9 p.m. Friday, August 14. Call 690-0991 for more details.

LAST NOTES: Although it appears to be usurped by the hot new swing thing, ska music is alive and skankin', as evidenced by a couple of choice bookings in the Old Pueblo this week.

Best described as the Devo of ska, The Aquabats take the herky-jerky new-wavitude of ska music to a new level. How many ska bands do you know of that incorporate flute, scratching, farfisa, and sitar into the mix? This eight-piece band from Huntington Beach, California, does--all while wearing costumes that make them look more like dork-ass comic book heroes than the bitchin' dork-ass ska band they are.

Word on the street has it that you know nothing of The Aquabats till you've seen 'em live. Witness their fury at 7 p.m. Friday, August 14, at the Double Zero, 121 E. Congress St. Openers The Ellemenopees and Pasta Rocket kick off the show. For more information, call 670-9332.

Also hailing from Huntington Beach, alternative radio darlings Reel Big Fish return to Tucson on Monday, August 17, for a show at the newly reopened The Rock, 136 N. Park Ave. One of the more comfortable venues in town for mid-sized shows like this one, the club should provide a nice stomping ground for the Fish, who are responsible (along with No Doubt and Save Ferris) for inventing '90s-style ska-pop. (I'll let you be the judge of whether that's a good thing.) The show starts at 8 p.m. with River Fenix and Broken Pretzel opening. Tickets are $13 in advance through Dillard's (1-800-638-4253), or $15 at the club on the day of the show.
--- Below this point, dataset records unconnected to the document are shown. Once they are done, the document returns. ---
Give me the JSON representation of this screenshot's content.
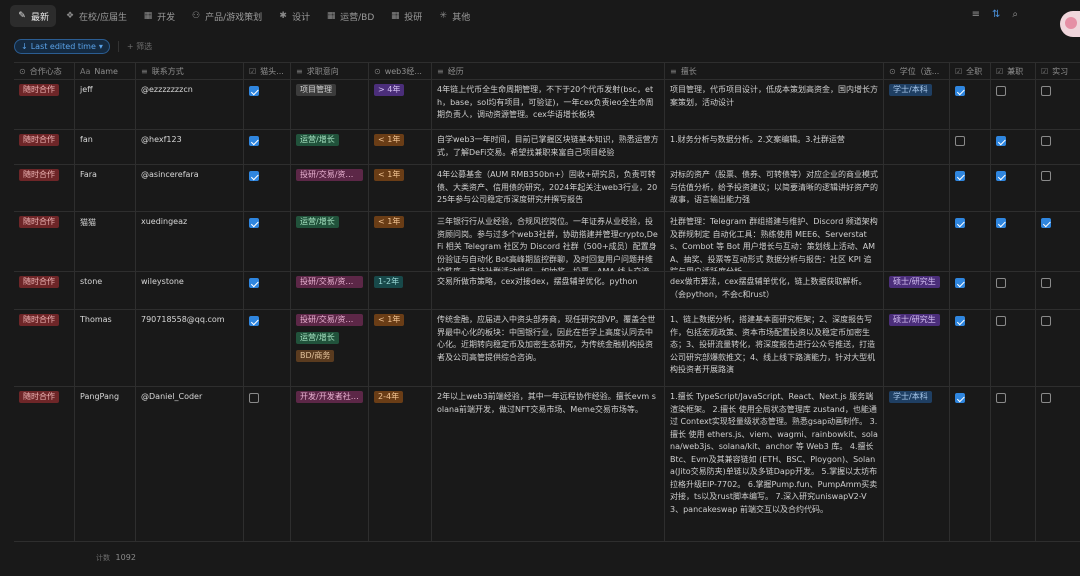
{
  "tabs": [
    {
      "label": "最新",
      "icon": "pin-icon",
      "glyph": "✎",
      "active": true
    },
    {
      "label": "在校/应届生",
      "icon": "grid-icon",
      "glyph": "❖",
      "active": false
    },
    {
      "label": "开发",
      "icon": "table-icon",
      "glyph": "▦",
      "active": false
    },
    {
      "label": "产品/游戏策划",
      "icon": "gamepad-icon",
      "glyph": "⚇",
      "active": false
    },
    {
      "label": "设计",
      "icon": "settings-icon",
      "glyph": "✱",
      "active": false
    },
    {
      "label": "运营/BD",
      "icon": "table-icon",
      "glyph": "▦",
      "active": false
    },
    {
      "label": "投研",
      "icon": "table-icon",
      "glyph": "▦",
      "active": false
    },
    {
      "label": "其他",
      "icon": "asterisk-icon",
      "glyph": "✳",
      "active": false
    }
  ],
  "toolbar": {
    "filter_icon": "≡",
    "sort_icon": "⇅",
    "search_icon": "⌕"
  },
  "filters": {
    "sort_chip": "Last edited time",
    "sort_arrow": "↓",
    "chevron": "▾",
    "add_filter": "+ 筛选"
  },
  "columns": [
    {
      "label": "合作心态",
      "icon": "⊙"
    },
    {
      "label": "Name",
      "icon": "Aa"
    },
    {
      "label": "联系方式",
      "icon": "≡"
    },
    {
      "label": "猫头...",
      "icon": "☑"
    },
    {
      "label": "求职意向",
      "icon": "≡"
    },
    {
      "label": "web3经...",
      "icon": "⊙"
    },
    {
      "label": "经历",
      "icon": "≡"
    },
    {
      "label": "擅长",
      "icon": "≡"
    },
    {
      "label": "学位（选...",
      "icon": "⊙"
    },
    {
      "label": "全职",
      "icon": "☑"
    },
    {
      "label": "兼职",
      "icon": "☑"
    },
    {
      "label": "实习",
      "icon": "☑"
    }
  ],
  "rows": [
    {
      "status": "随时合作",
      "name": "jeff",
      "contact": "@ezzzzzzzcn",
      "cat": true,
      "intents": [
        {
          "label": "项目管理",
          "color": "gray"
        }
      ],
      "years": {
        "label": "> 4年",
        "color": "purple"
      },
      "experience": "4年链上代币全生命周期管理，不下于20个代币发射(bsc，eth，base，sol均有项目，可验证)，一年cex负责ieo全生命周期负责人，调动资源管理。cex华语增长板块",
      "skills": "项目管理，代币项目设计，低成本策划高资金，国内增长方案策划，活动设计",
      "degree": {
        "label": "学士/本科",
        "color": "blue"
      },
      "fulltime": true,
      "parttime": false,
      "intern": false
    },
    {
      "status": "随时合作",
      "name": "fan",
      "contact": "@hexf123",
      "cat": true,
      "intents": [
        {
          "label": "运营/增长",
          "color": "green"
        }
      ],
      "years": {
        "label": "< 1年",
        "color": "orange"
      },
      "experience": "自学web3一年时间，目前已掌握区块链基本知识，熟悉运营方式，了解DeFi交易。希望找兼职来富自己项目经验",
      "skills": "1.财务分析与数据分析。2.文案编辑。3.社群运营",
      "degree": null,
      "fulltime": false,
      "parttime": true,
      "intern": false
    },
    {
      "status": "随时合作",
      "name": "Fara",
      "contact": "@asincerefara",
      "cat": true,
      "intents": [
        {
          "label": "投研/交易/资产管理",
          "color": "pink"
        }
      ],
      "years": {
        "label": "< 1年",
        "color": "orange"
      },
      "experience": "4年公募基金（AUM RMB350bn+）固收+研究员，负责可转债、大类资产、信用债的研究，2024年起关注web3行业，2025年参与公司稳定币深度研究并撰写报告",
      "skills": "对标的资产（股票、债券、可转债等）对应企业的商业模式与估值分析，给予投资建议；以简要清晰的逻辑讲好资产的故事，语言输出能力强",
      "degree": null,
      "fulltime": true,
      "parttime": true,
      "intern": false
    },
    {
      "status": "随时合作",
      "name": "猫猫",
      "contact": "xuedingeaz",
      "cat": true,
      "intents": [
        {
          "label": "运营/增长",
          "color": "green"
        }
      ],
      "years": {
        "label": "< 1年",
        "color": "orange"
      },
      "experience": "三年银行行从业经验，合规风控岗位。一年证券从业经验，投资顾问岗。参与过多个web3社群，协助搭建并管理crypto,DeFi 相关 Telegram 社区为 Discord 社群（500+成员）配置身份验证与自动化 Bot高峰期监控群聊，及时回复用户问题并维护秩序。支持社群活动组织，如抽奖、投票、AMA 线上交流等。",
      "skills": "社群管理：Telegram 群组搭建与维护、Discord 频道架构及群规制定 自动化工具：熟练使用 MEE6、Serverstats、Combot 等 Bot 用户增长与互动：策划线上活动、AMA、抽奖、投票等互动形式 数据分析与报告：社区 KPI 追踪与用户活跃度分析",
      "degree": null,
      "fulltime": true,
      "parttime": true,
      "intern": true
    },
    {
      "status": "随时合作",
      "name": "stone",
      "contact": "wileystone",
      "cat": true,
      "intents": [
        {
          "label": "投研/交易/资产管理",
          "color": "pink"
        }
      ],
      "years": {
        "label": "1-2年",
        "color": "teal"
      },
      "experience": "交易所做市策略，cex对接dex，摆盘辅单优化。python",
      "skills": "dex做市算法，cex摆盘辅单优化，链上数据获取解析。（会python，不会c和rust）",
      "degree": {
        "label": "硕士/研究生",
        "color": "purple"
      },
      "fulltime": true,
      "parttime": false,
      "intern": false
    },
    {
      "status": "随时合作",
      "name": "Thomas",
      "contact": "790718558@qq.com",
      "cat": true,
      "intents": [
        {
          "label": "投研/交易/资产管理",
          "color": "pink"
        },
        {
          "label": "运营/增长",
          "color": "green"
        },
        {
          "label": "BD/商务",
          "color": "brown"
        }
      ],
      "years": {
        "label": "< 1年",
        "color": "orange"
      },
      "experience": "传统金融，应届进入中资头部券商，现任研究部VP。覆盖全世界最中心化的板块：中国银行业，因此在哲学上高度认同去中心化。近期转向稳定币及加密生态研究，为传统金融机构投资者及公司高管提供综合咨询。",
      "skills": "1、链上数据分析，搭建基本面研究框架；2、深度报告写作，包括宏观政策、资本市场配置投资以及稳定币加密生态；3、投研流量转化，将深度报告进行公众号推送，打造公司研究部爆款推文；4、线上线下路演能力，针对大型机构投资者开展路演",
      "degree": {
        "label": "硕士/研究生",
        "color": "purple"
      },
      "fulltime": true,
      "parttime": false,
      "intern": false
    },
    {
      "status": "随时合作",
      "name": "PangPang",
      "contact": "@Daniel_Coder",
      "cat": false,
      "intents": [
        {
          "label": "开发/开发者社区运营",
          "color": "pink"
        }
      ],
      "years": {
        "label": "2-4年",
        "color": "orange"
      },
      "experience": "2年以上web3前端经验，其中一年远程协作经验。擅长evm solana前端开发，做过NFT交易市场、Meme交易市场等。",
      "skills": "1.擅长 TypeScript/JavaScript、React、Next.js 服务端渲染框架。 2.擅长 使用全局状态管理库 zustand，也能通过 Context实现轻量级状态管理。熟悉gsap动画制作。 3.擅长 使用 ethers.js、viem、wagmi、rainbowkit、solana/web3js、solana/kit、anchor 等 Web3 库。 4.擅长 Btc、Evm及其兼容链如 (ETH、BSC、Ploygon)、Solana(Jito交易防夹)单链以及多链Dapp开发。 5.掌握以太坊布拉格升级EIP-7702。 6.掌握Pump.fun、PumpAmm买卖对接，ts以及rust脚本编写。 7.深入研究uniswapV2-V3、pancakeswap 前端交互以及合约代码。",
      "degree": {
        "label": "学士/本科",
        "color": "blue"
      },
      "fulltime": true,
      "parttime": false,
      "intern": false
    }
  ],
  "footer": {
    "label": "计数",
    "count": "1092"
  }
}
--Stephen Seigel TW

 Page Back  Last Issue  Current Week  Next Week  Page Forward

Home | Currents | City Week | Music | Review | Books | Cinema | Back Page | Archives

Weekly Wire    © 1995-97 Tucson Weekly . Info Booth